Kamira carefully preserved the extensive knowledge left to him, not just for Hokianga but for the whole of Northland. He collected the main descent lines of all the major northern peoples, and was able to trace descent and intermarriage between the various iwi, hapu and whanau. He was an important contributor at a series of Northland hui wananga, sessions at which genealogies were debated and recorded. These were generally held over three days and attended by about 18 elders, known collectively as Te Ropu Wananga.
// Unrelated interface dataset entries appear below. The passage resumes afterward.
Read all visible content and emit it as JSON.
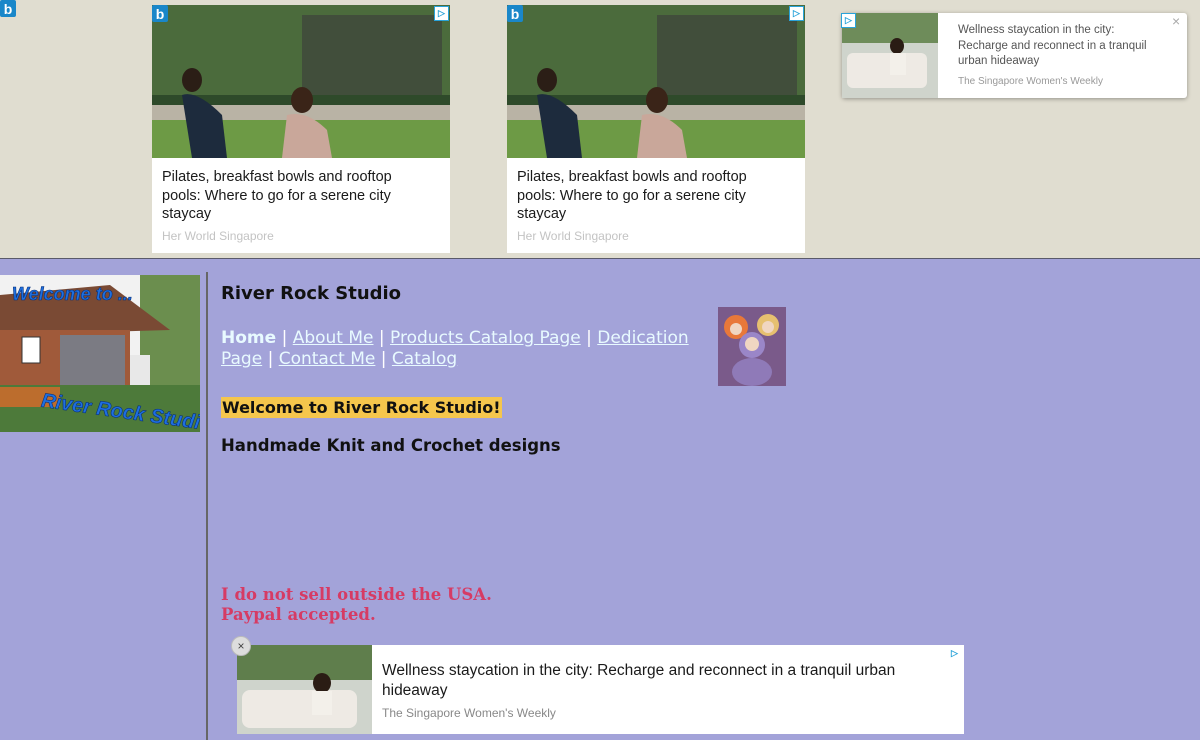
{
  "top_ads": {
    "icon": "b",
    "cards": [
      {
        "title": "Pilates, breakfast bowls and rooftop pools: Where to go for a serene city staycay",
        "source": "Her World Singapore"
      },
      {
        "title": "Pilates, breakfast bowls and rooftop pools: Where to go for a serene city staycay",
        "source": "Her World Singapore"
      }
    ],
    "side_card": {
      "title": "Wellness staycation in the city: Recharge and reconnect in a tranquil urban hideaway",
      "source": "The Singapore Women's Weekly",
      "close": "×"
    }
  },
  "sidebar": {
    "banner_top": "Welcome to ...",
    "banner_name": "River Rock Studio"
  },
  "site": {
    "title": "River Rock Studio",
    "nav": {
      "home": "Home",
      "sep": "|",
      "about": "About Me",
      "products": "Products Catalog Page",
      "dedication": "Dedication Page",
      "contact": "Contact Me",
      "catalog": "Catalog"
    },
    "welcome": "Welcome to River Rock Studio!",
    "subhead": "Handmade Knit and Crochet designs",
    "notice_line1": "I do not sell outside the USA.",
    "notice_line2": "Paypal accepted."
  },
  "bottom_ad": {
    "title": "Wellness staycation in the city: Recharge and reconnect in a tranquil urban hideaway",
    "source": "The Singapore Women's Weekly",
    "close": "×"
  },
  "colors": {
    "page_bg": "#a3a3d9",
    "top_bg": "#e0ddd0",
    "accent_link": "#e8faff",
    "highlight": "#f5c64c",
    "notice": "#d63b64"
  }
}
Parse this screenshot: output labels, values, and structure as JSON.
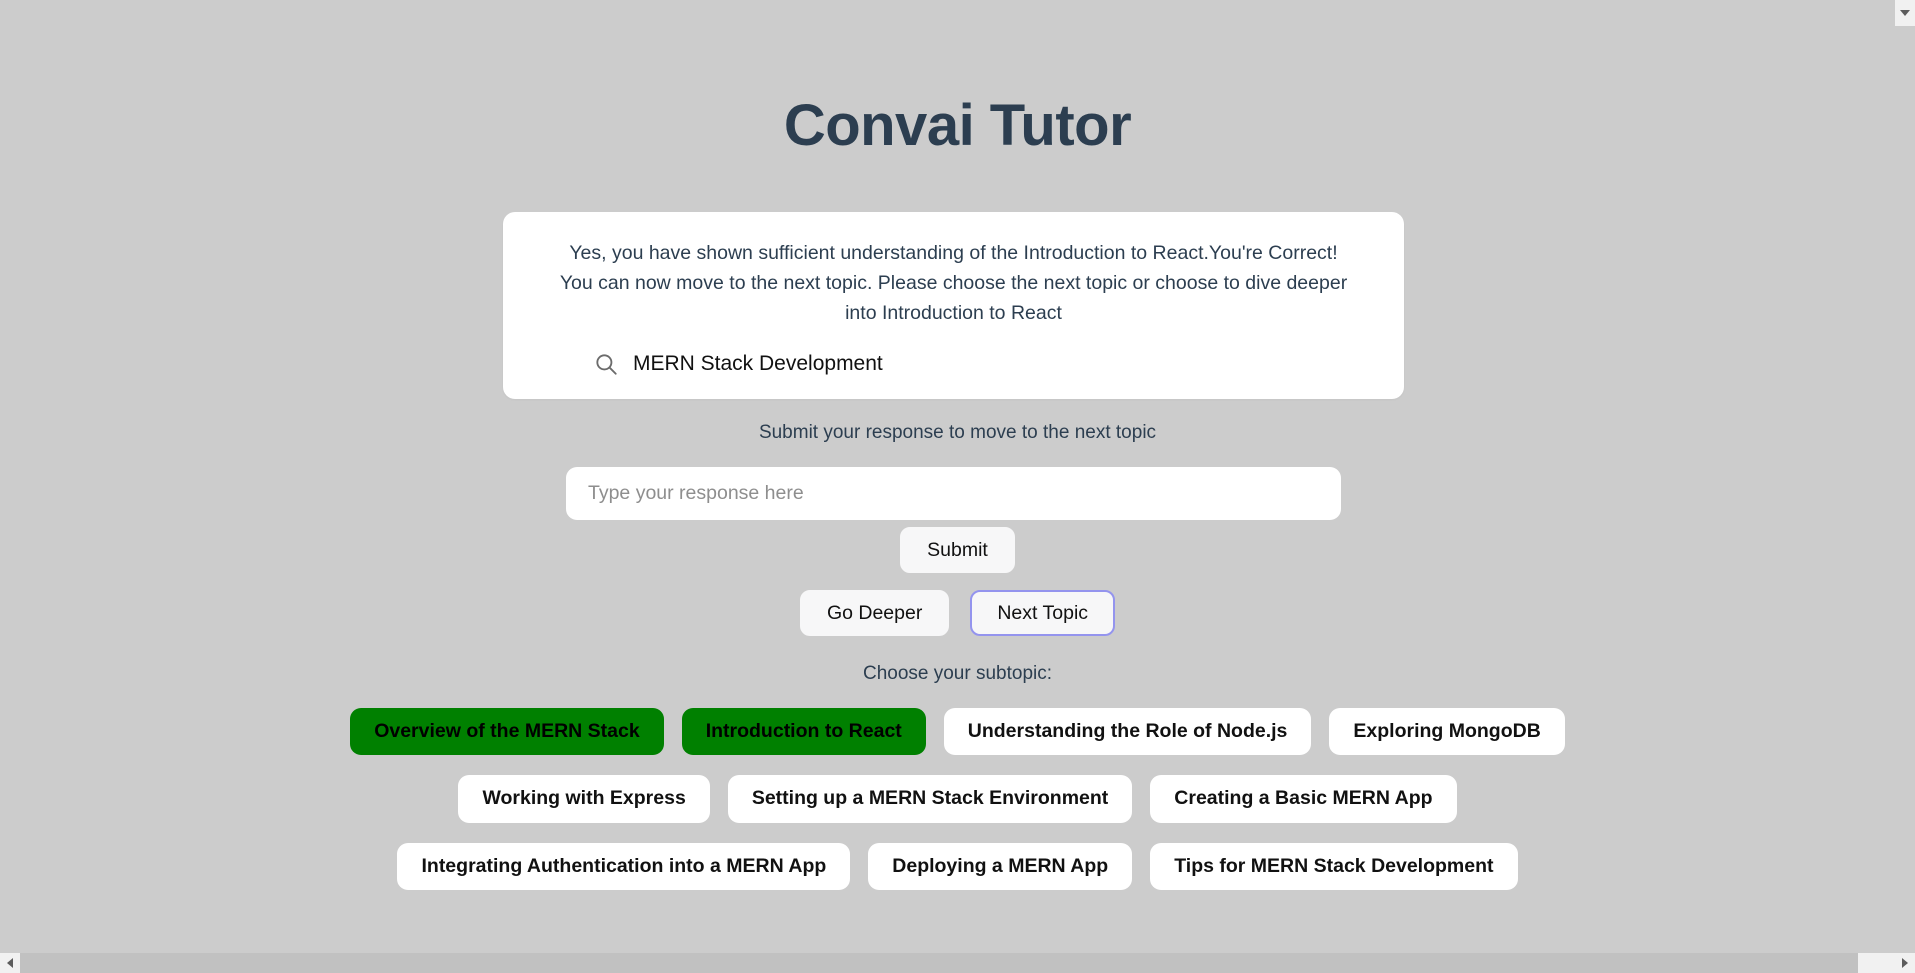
{
  "app": {
    "title": "Convai Tutor",
    "background_color": "#cccccc",
    "title_color": "#2c3e50"
  },
  "feedback_card": {
    "message": "Yes, you have shown sufficient understanding of the Introduction to React.You're Correct! You can now move to the next topic. Please choose the next topic or choose to dive deeper into Introduction to React",
    "search": {
      "icon": "search-icon",
      "value": "MERN Stack Development"
    }
  },
  "response": {
    "prompt_label": "Submit your response to move to the next topic",
    "placeholder": "Type your response here",
    "value": "",
    "submit_label": "Submit"
  },
  "navigation": {
    "go_deeper_label": "Go Deeper",
    "next_topic_label": "Next Topic",
    "focused_button": "Next Topic",
    "focus_border_color": "#9494ee"
  },
  "subtopics": {
    "label": "Choose your subtopic:",
    "selected_color": "#008000",
    "items": [
      {
        "label": "Overview of the MERN Stack",
        "selected": true
      },
      {
        "label": "Introduction to React",
        "selected": true
      },
      {
        "label": "Understanding the Role of Node.js",
        "selected": false
      },
      {
        "label": "Exploring MongoDB",
        "selected": false
      },
      {
        "label": "Working with Express",
        "selected": false
      },
      {
        "label": "Setting up a MERN Stack Environment",
        "selected": false
      },
      {
        "label": "Creating a Basic MERN App",
        "selected": false
      },
      {
        "label": "Integrating Authentication into a MERN App",
        "selected": false
      },
      {
        "label": "Deploying a MERN App",
        "selected": false
      },
      {
        "label": "Tips for MERN Stack Development",
        "selected": false
      }
    ]
  }
}
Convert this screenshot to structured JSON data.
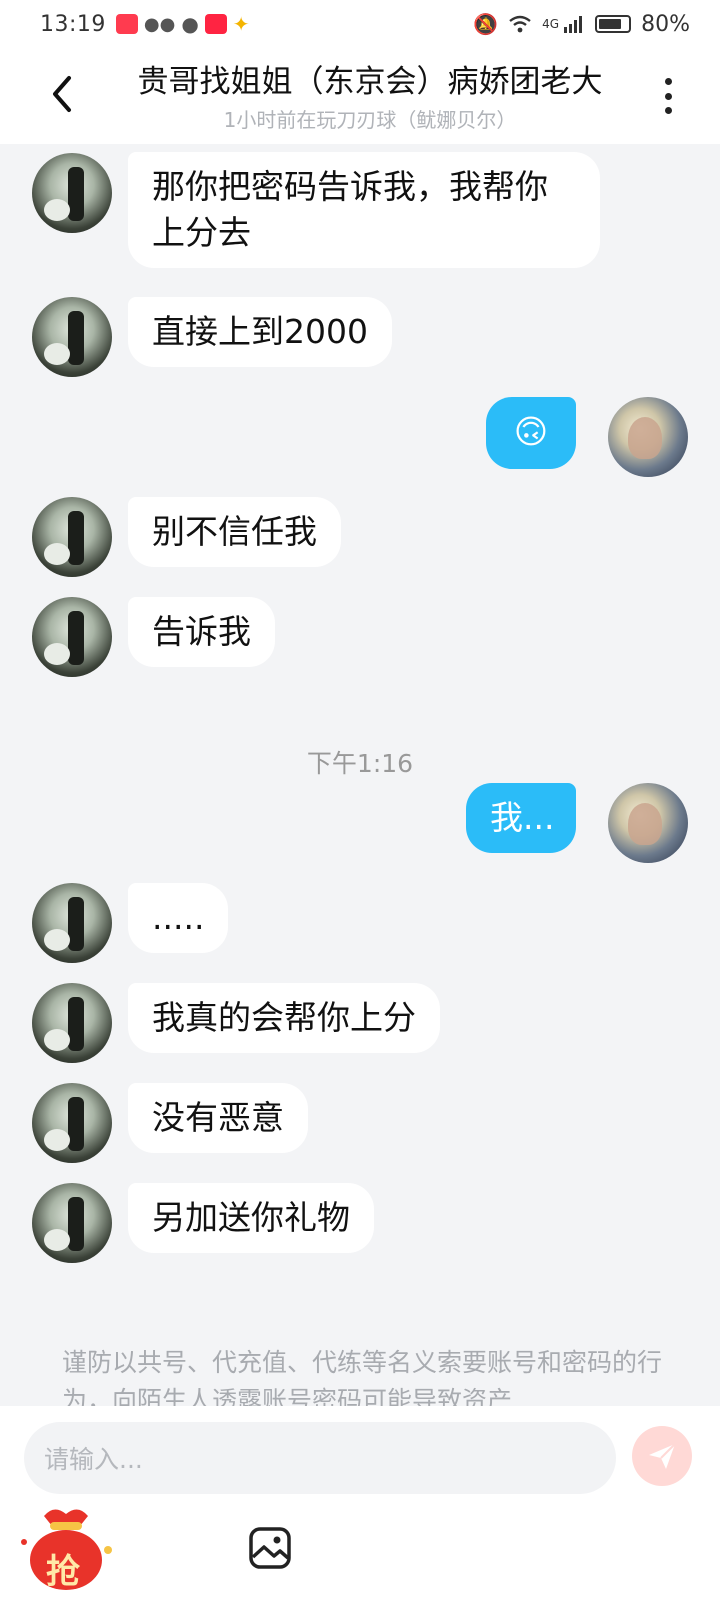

The hui wananga carried on a tradition, dating from 1879, of discussing canoe voyages, especially those relating to the origins of the northern tribes. At hui in 1907 and 1924 the number of canoes important to Nga Puhi, Ngati Kahu and associated peoples was agreed to be eight: Nga-toki-mata-whao-rua, Mamari, Mahuhu-ki-te-rangi, Tinana, Mataatua, Mamaru, Ruakaramea and Kurahaupo. At a hui at Tapui-rangatira, Wairoa, in November 1924, Kamira assisted Karipa Wi Patene to give the genealogy of Ngati Waiora and Ngati Kuri of Te Aupouri. Kamira was the major contributor of genealogical knowledge at further hui held in November 1932, and January and March 1933 at Roma, Ahipara; in July 1940 at Te Huahua, Motukaraka; in August 1940 and January 1949 at Mangamuka; in January 1941 at Rotokakahi; and in February 1949 at Tauwhare, Wairoa.
On the second day of a hui at Mangamuka in January 1949, Toki Pangari of Orira asked Kamira to bring an end to the series of hui. At the time all agreed, and the whakapapa books were signed as complete by those present. Further wananga were held, however, led by Kamira, including one at Mataitaua, Utakura, in November that year, when Himiona recounted traditions concerning Kupe and Nukutawhiti, and spoke of the origins of Nga Puhi; at Mangamuka in January 1950; at Omanaia, in south Hokianga, in September that year; and at Mangamuka again in January 1951.
In February 1951 another wananga was held in Auckland at the home of Ruka Herewini. Again the Kupe story, the Nga-toki-mata-whao-rua canoe, and the origin of the name, Nga Puhi, were debated; Himiona Kamira was one of the two principal speakers. A committee (Te Komiti Waka o Taitokerau—Akarana) was established, and those present agreed to organise a hui commemorating Nga Puhi’s canoes. Eventually it was decided to build a monument to the canoes on Maungataniwha, near Mangamuka. After Kamira’s death, Bruce Biggs published some of his work on Kupe in the Journal of the Polynesian Society.
Despite the depth and richness of his traditional training, Himiona Kamira was strongly committed to Catholicism. He was a catechist, teaching the faith and leading prayers at Matihetihe and elsewhere. He held other positions of responsibility, including the chairmanship of the Mitimiti branch of the Maori War Effort Organisation during the Second World War. He was also a strong supporter of the Maori welfare officers appointed by the Native Department (later the Department of Maori Affairs) in the 1940s, and became a warden under the Maori Social and Economic Advancement Act 1945. His closest friend in the last two years of his life was Pa Teo (Father Theo Wanders), who was stationed at Panguru, but who often visited him and stayed overnight. Himiona Kamira died at Mitimiti on 28 August 1953, and was buried on Hione, Matihetihe, three days later. He was survived by his wife and children. The Northland Times mourned the passing of one of the 'living storehouses of ancient lore’.